In how many lines of the entries below does "title" appear? Give only the number.
--*--
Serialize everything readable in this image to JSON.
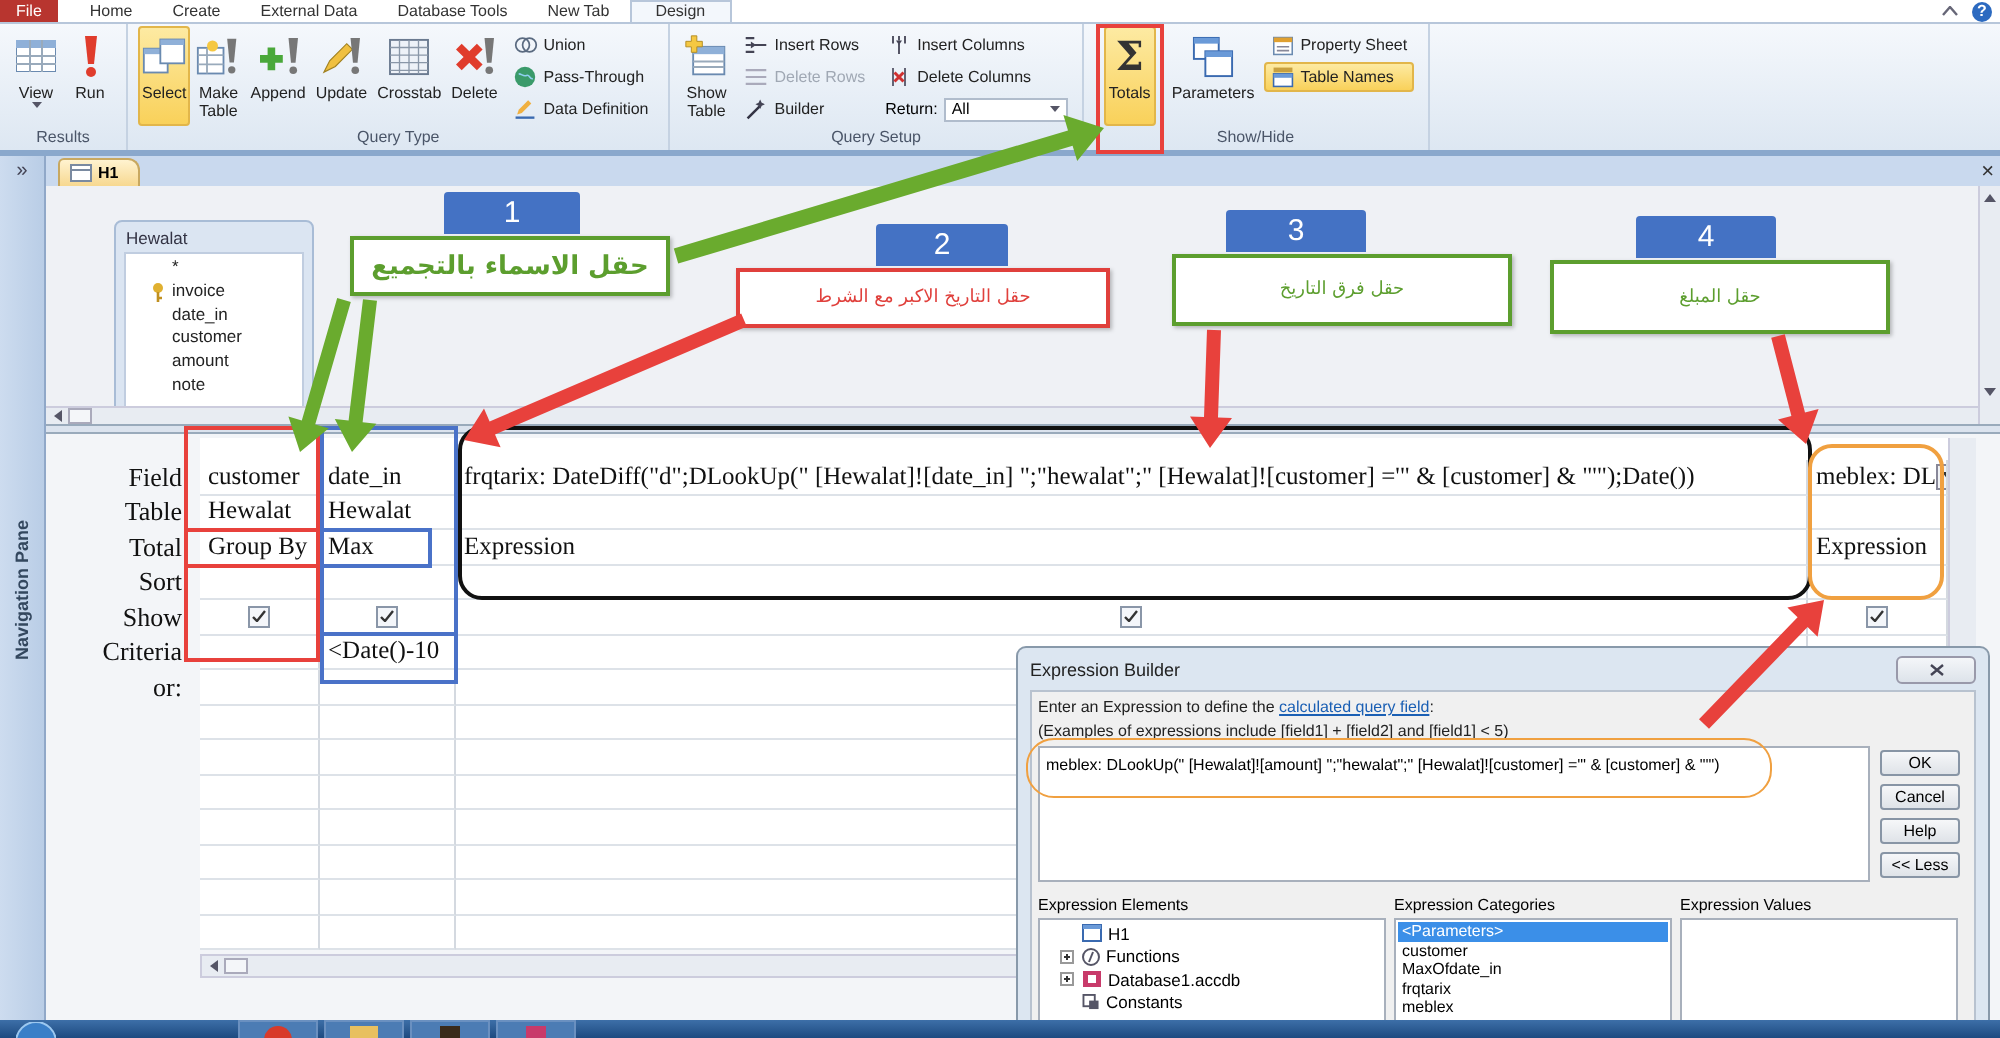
{
  "ribbon_tabs": [
    {
      "label": "File",
      "kind": "file",
      "selected": false
    },
    {
      "label": "Home",
      "kind": "tab",
      "selected": false
    },
    {
      "label": "Create",
      "kind": "tab",
      "selected": false
    },
    {
      "label": "External Data",
      "kind": "tab",
      "selected": false
    },
    {
      "label": "Database Tools",
      "kind": "tab",
      "selected": false
    },
    {
      "label": "New Tab",
      "kind": "tab",
      "selected": false
    },
    {
      "label": "Design",
      "kind": "tab",
      "selected": true
    }
  ],
  "help_button": "?",
  "ribbon_groups": [
    {
      "label": "Results",
      "items": [
        {
          "kind": "split",
          "label": "View",
          "selected": false,
          "disabled": false
        },
        {
          "kind": "large",
          "label": "Run",
          "selected": false,
          "disabled": false
        }
      ]
    },
    {
      "label": "Query Type",
      "items": [
        {
          "kind": "large",
          "label": "Select",
          "selected": true,
          "disabled": false
        },
        {
          "kind": "large",
          "label": "Make Table",
          "selected": false,
          "disabled": false
        },
        {
          "kind": "large",
          "label": "Append",
          "selected": false,
          "disabled": false
        },
        {
          "kind": "large",
          "label": "Update",
          "selected": false,
          "disabled": false
        },
        {
          "kind": "large",
          "label": "Crosstab",
          "selected": false,
          "disabled": false
        },
        {
          "kind": "large",
          "label": "Delete",
          "selected": false,
          "disabled": false
        },
        {
          "kind": "small",
          "label": "Union",
          "selected": false,
          "disabled": false
        },
        {
          "kind": "small",
          "label": "Pass-Through",
          "selected": false,
          "disabled": false
        },
        {
          "kind": "small",
          "label": "Data Definition",
          "selected": false,
          "disabled": false
        }
      ]
    },
    {
      "label": "Query Setup",
      "items": [
        {
          "kind": "large",
          "label": "Show Table",
          "selected": false,
          "disabled": false
        },
        {
          "kind": "small",
          "label": "Insert Rows",
          "selected": false,
          "disabled": false
        },
        {
          "kind": "small",
          "label": "Delete Rows",
          "selected": false,
          "disabled": true
        },
        {
          "kind": "small",
          "label": "Builder",
          "selected": false,
          "disabled": false
        },
        {
          "kind": "small",
          "label": "Insert Columns",
          "selected": false,
          "disabled": false
        },
        {
          "kind": "small",
          "label": "Delete Columns",
          "selected": false,
          "disabled": false
        },
        {
          "kind": "combo",
          "label": "Return:",
          "value": "All"
        }
      ]
    },
    {
      "label": "Show/Hide",
      "items": [
        {
          "kind": "large",
          "label": "Totals",
          "glyph": "Σ",
          "selected": true,
          "disabled": false
        },
        {
          "kind": "large",
          "label": "Parameters",
          "selected": false,
          "disabled": false
        },
        {
          "kind": "small",
          "label": "Property Sheet",
          "selected": false,
          "disabled": false
        },
        {
          "kind": "small",
          "label": "Table Names",
          "selected": true,
          "disabled": false
        }
      ]
    }
  ],
  "navigation_pane": {
    "toggle": "»",
    "title": "Navigation Pane"
  },
  "document": {
    "tab": "H1",
    "close": "×"
  },
  "field_list": {
    "title": "Hewalat",
    "fields": [
      {
        "name": "*",
        "key": false
      },
      {
        "name": "invoice",
        "key": true
      },
      {
        "name": "date_in",
        "key": false
      },
      {
        "name": "customer",
        "key": false
      },
      {
        "name": "amount",
        "key": false
      },
      {
        "name": "note",
        "key": false
      }
    ]
  },
  "design_grid": {
    "row_labels": [
      "Field",
      "Table",
      "Total",
      "Sort",
      "Show",
      "Criteria",
      "or:"
    ],
    "columns": [
      {
        "field": "customer",
        "table": "Hewalat",
        "total": "Group By",
        "show": true,
        "selected": false
      },
      {
        "field": "date_in",
        "table": "Hewalat",
        "total": "Max",
        "show": true,
        "criteria": "<Date()-10",
        "selected": false
      },
      {
        "field": "frqtarix: DateDiff(\"d\";DLookUp(\" [Hewalat]![date_in] \";\"hewalat\";\" [Hewalat]![customer] ='\" & [customer] & \"'\");Date())",
        "total": "Expression",
        "show": true,
        "selected": false
      },
      {
        "field": "meblex: DL",
        "total": "Expression",
        "show": true,
        "selected": true
      }
    ]
  },
  "annotations": {
    "markers": [
      "1",
      "2",
      "3",
      "4"
    ],
    "callouts": [
      {
        "text": "حقل الاسماء بالتجميع",
        "color": "#5c9e2e"
      },
      {
        "text": "حقل التاريخ الاكبر مع الشرط",
        "color": "#e0403c"
      },
      {
        "text": "حقل فرق التاريخ",
        "color": "#5c9e2e"
      },
      {
        "text": "حقل المبلغ",
        "color": "#5c9e2e"
      }
    ]
  },
  "expression_builder": {
    "title": "Expression Builder",
    "prompt": "Enter an Expression to define the ",
    "link": "calculated query field",
    "prompt_end": ":",
    "examples": "(Examples of expressions include [field1] + [field2] and [field1] < 5)",
    "expression": "meblex: DLookUp(\" [Hewalat]![amount] \";\"hewalat\";\" [Hewalat]![customer] ='\" & [customer] & \"'\")",
    "buttons": [
      "OK",
      "Cancel",
      "Help",
      "<< Less"
    ],
    "elements_label": "Expression Elements",
    "elements": [
      {
        "name": "H1",
        "kind": "leaf"
      },
      {
        "name": "Functions",
        "kind": "collapsed"
      },
      {
        "name": "Database1.accdb",
        "kind": "collapsed"
      },
      {
        "name": "Constants",
        "kind": "leaf"
      }
    ],
    "categories_label": "Expression Categories",
    "categories": [
      {
        "name": "<Parameters>",
        "selected": true
      },
      {
        "name": "customer",
        "selected": false
      },
      {
        "name": "MaxOfdate_in",
        "selected": false
      },
      {
        "name": "frqtarix",
        "selected": false
      },
      {
        "name": "meblex",
        "selected": false
      }
    ],
    "values_label": "Expression Values"
  }
}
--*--
* **Exercise response**: 3